■ WORK REQUEST:
Type out the data exactly as given. Skip any image.

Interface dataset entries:

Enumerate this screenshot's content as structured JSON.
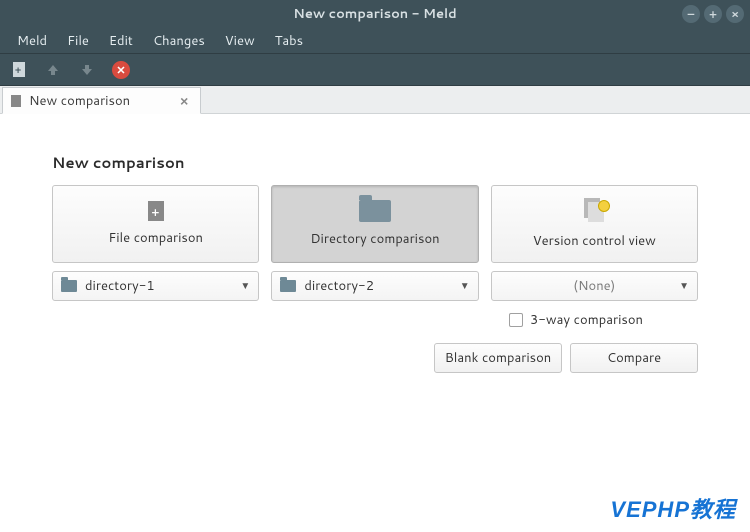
{
  "window": {
    "title": "New comparison - Meld"
  },
  "menubar": [
    "Meld",
    "File",
    "Edit",
    "Changes",
    "View",
    "Tabs"
  ],
  "tab": {
    "label": "New comparison"
  },
  "heading": "New comparison",
  "modes": {
    "file": {
      "label": "File comparison"
    },
    "dir": {
      "label": "Directory comparison"
    },
    "vc": {
      "label": "Version control view"
    }
  },
  "pickers": {
    "left": "directory-1",
    "middle": "directory-2",
    "right": "(None)"
  },
  "threeway_label": "3-way comparison",
  "actions": {
    "blank": "Blank comparison",
    "compare": "Compare"
  },
  "watermark": "VEPHP教程"
}
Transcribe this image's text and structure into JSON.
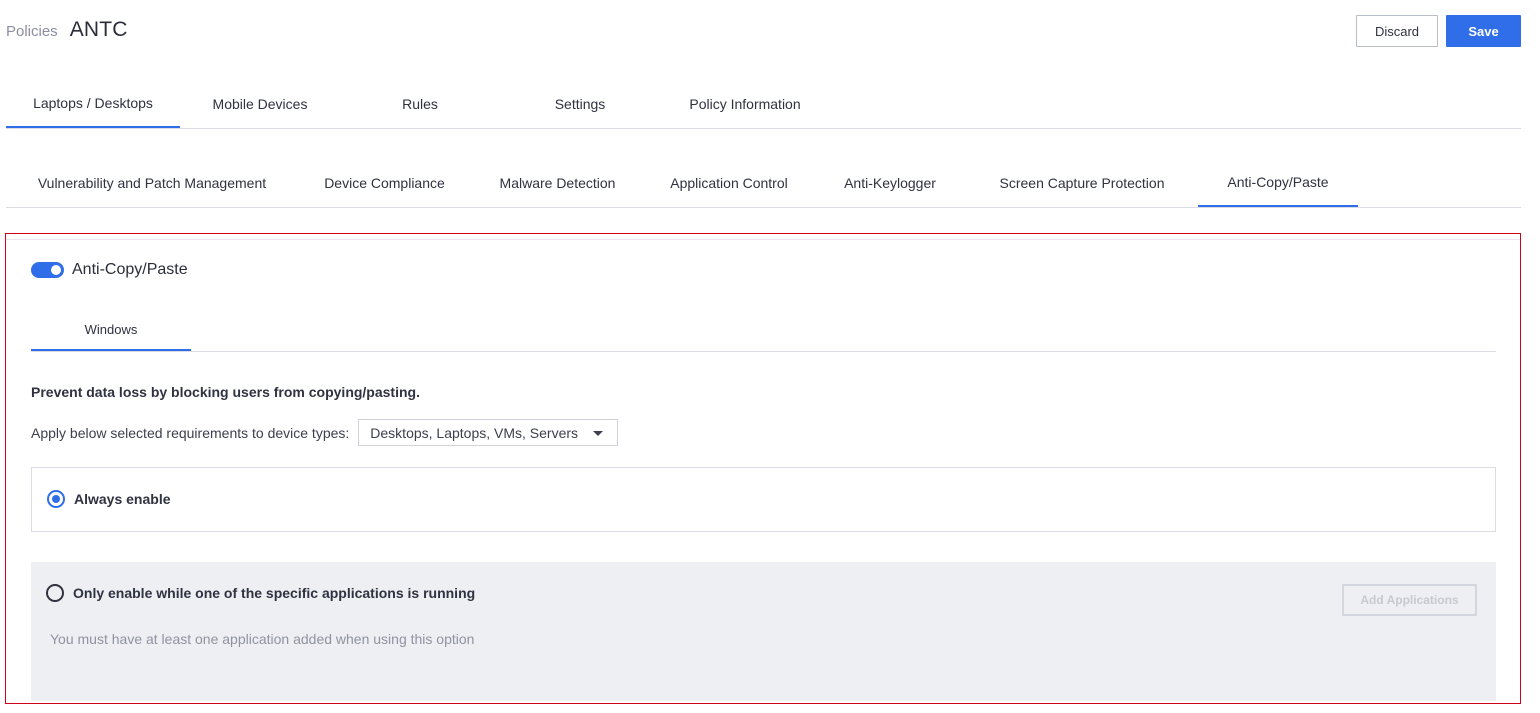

■ RESPONSE BELOW:
Enumerate this screenshot's content as structured JSON.
{
  "window": {
    "title": "New comparison - Meld"
  },
  "menubar": [
    "Meld",
    "File",
    "Edit",
    "Changes",
    "View",
    "Tabs"
  ],
  "tab": {
    "label": "New comparison"
  },
  "heading": "New comparison",
  "modes": {
    "file": {
      "label": "File comparison"
    },
    "dir": {
      "label": "Directory comparison"
    },
    "vc": {
      "label": "Version control view"
    }
  },
  "pickers": {
    "left": "directory-1",
    "middle": "directory-2",
    "right": "(None)"
  },
  "threeway_label": "3-way comparison",
  "actions": {
    "blank": "Blank comparison",
    "compare": "Compare"
  },
  "watermark": "VEPHP教程"
}
Transcribe this image's text and structure into JSON.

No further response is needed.